- **Exercise details**: Below is a block of records; please copy all of them exactly.
- Opening Delimiter -
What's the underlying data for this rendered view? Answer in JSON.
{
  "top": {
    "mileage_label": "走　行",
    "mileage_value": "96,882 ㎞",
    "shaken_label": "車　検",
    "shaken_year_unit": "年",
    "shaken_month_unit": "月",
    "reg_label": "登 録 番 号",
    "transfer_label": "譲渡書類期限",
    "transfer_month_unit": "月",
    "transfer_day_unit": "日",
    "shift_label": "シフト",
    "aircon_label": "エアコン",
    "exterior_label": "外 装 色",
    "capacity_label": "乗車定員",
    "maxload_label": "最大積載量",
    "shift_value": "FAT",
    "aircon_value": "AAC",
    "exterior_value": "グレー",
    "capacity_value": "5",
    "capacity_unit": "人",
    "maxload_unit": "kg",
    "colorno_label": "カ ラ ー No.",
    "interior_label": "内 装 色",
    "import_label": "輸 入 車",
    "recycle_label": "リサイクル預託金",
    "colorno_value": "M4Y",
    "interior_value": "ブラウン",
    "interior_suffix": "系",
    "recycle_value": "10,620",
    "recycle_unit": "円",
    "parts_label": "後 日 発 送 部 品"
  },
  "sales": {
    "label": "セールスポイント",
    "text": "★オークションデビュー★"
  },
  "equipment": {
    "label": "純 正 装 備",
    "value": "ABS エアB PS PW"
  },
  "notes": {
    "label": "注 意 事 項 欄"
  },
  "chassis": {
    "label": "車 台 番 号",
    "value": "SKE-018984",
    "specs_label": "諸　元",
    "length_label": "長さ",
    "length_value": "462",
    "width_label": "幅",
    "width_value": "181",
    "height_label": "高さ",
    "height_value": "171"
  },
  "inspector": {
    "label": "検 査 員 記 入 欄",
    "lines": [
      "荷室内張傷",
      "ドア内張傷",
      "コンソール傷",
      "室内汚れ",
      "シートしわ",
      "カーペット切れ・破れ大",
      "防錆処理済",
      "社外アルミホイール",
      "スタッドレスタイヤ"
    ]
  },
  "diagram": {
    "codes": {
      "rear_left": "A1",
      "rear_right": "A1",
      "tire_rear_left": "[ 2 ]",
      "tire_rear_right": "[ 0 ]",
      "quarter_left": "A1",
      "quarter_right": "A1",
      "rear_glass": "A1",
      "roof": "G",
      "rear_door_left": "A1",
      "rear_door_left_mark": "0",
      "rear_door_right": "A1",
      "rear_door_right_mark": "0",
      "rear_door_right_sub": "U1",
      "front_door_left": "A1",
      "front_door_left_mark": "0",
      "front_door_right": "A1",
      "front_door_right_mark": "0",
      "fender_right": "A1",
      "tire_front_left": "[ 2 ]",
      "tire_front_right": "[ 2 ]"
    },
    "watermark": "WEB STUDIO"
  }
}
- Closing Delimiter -
- **Written answer**:
What's the underlying data for this rendered view? Answer in JSON.
{
  "top": {
    "mileage_label": "走　行",
    "mileage_value": "96,882 ㎞",
    "shaken_label": "車　検",
    "shaken_year_unit": "年",
    "shaken_month_unit": "月",
    "reg_label": "登 録 番 号",
    "transfer_label": "譲渡書類期限",
    "transfer_month_unit": "月",
    "transfer_day_unit": "日",
    "shift_label": "シフト",
    "aircon_label": "エアコン",
    "exterior_label": "外 装 色",
    "capacity_label": "乗車定員",
    "maxload_label": "最大積載量",
    "shift_value": "FAT",
    "aircon_value": "AAC",
    "exterior_value": "グレー",
    "capacity_value": "5",
    "capacity_unit": "人",
    "maxload_unit": "kg",
    "colorno_label": "カ ラ ー No.",
    "interior_label": "内 装 色",
    "import_label": "輸 入 車",
    "recycle_label": "リサイクル預託金",
    "colorno_value": "M4Y",
    "interior_value": "ブラウン",
    "interior_suffix": "系",
    "recycle_value": "10,620",
    "recycle_unit": "円",
    "parts_label": "後 日 発 送 部 品"
  },
  "sales": {
    "label": "セールスポイント",
    "text": "★オークションデビュー★"
  },
  "equipment": {
    "label": "純 正 装 備",
    "value": "ABS エアB PS PW"
  },
  "notes": {
    "label": "注 意 事 項 欄"
  },
  "chassis": {
    "label": "車 台 番 号",
    "value": "SKE-018984",
    "specs_label": "諸　元",
    "length_label": "長さ",
    "length_value": "462",
    "width_label": "幅",
    "width_value": "181",
    "height_label": "高さ",
    "height_value": "171"
  },
  "inspector": {
    "label": "検 査 員 記 入 欄",
    "lines": [
      "荷室内張傷",
      "ドア内張傷",
      "コンソール傷",
      "室内汚れ",
      "シートしわ",
      "カーペット切れ・破れ大",
      "防錆処理済",
      "社外アルミホイール",
      "スタッドレスタイヤ"
    ]
  },
  "diagram": {
    "codes": {
      "rear_left": "A1",
      "rear_right": "A1",
      "tire_rear_left": "[ 2 ]",
      "tire_rear_right": "[ 0 ]",
      "quarter_left": "A1",
      "quarter_right": "A1",
      "rear_glass": "A1",
      "roof": "G",
      "rear_door_left": "A1",
      "rear_door_left_mark": "0",
      "rear_door_right": "A1",
      "rear_door_right_mark": "0",
      "rear_door_right_sub": "U1",
      "front_door_left": "A1",
      "front_door_left_mark": "0",
      "front_door_right": "A1",
      "front_door_right_mark": "0",
      "fender_right": "A1",
      "tire_front_left": "[ 2 ]",
      "tire_front_right": "[ 2 ]"
    },
    "watermark": "WEB STUDIO"
  }
}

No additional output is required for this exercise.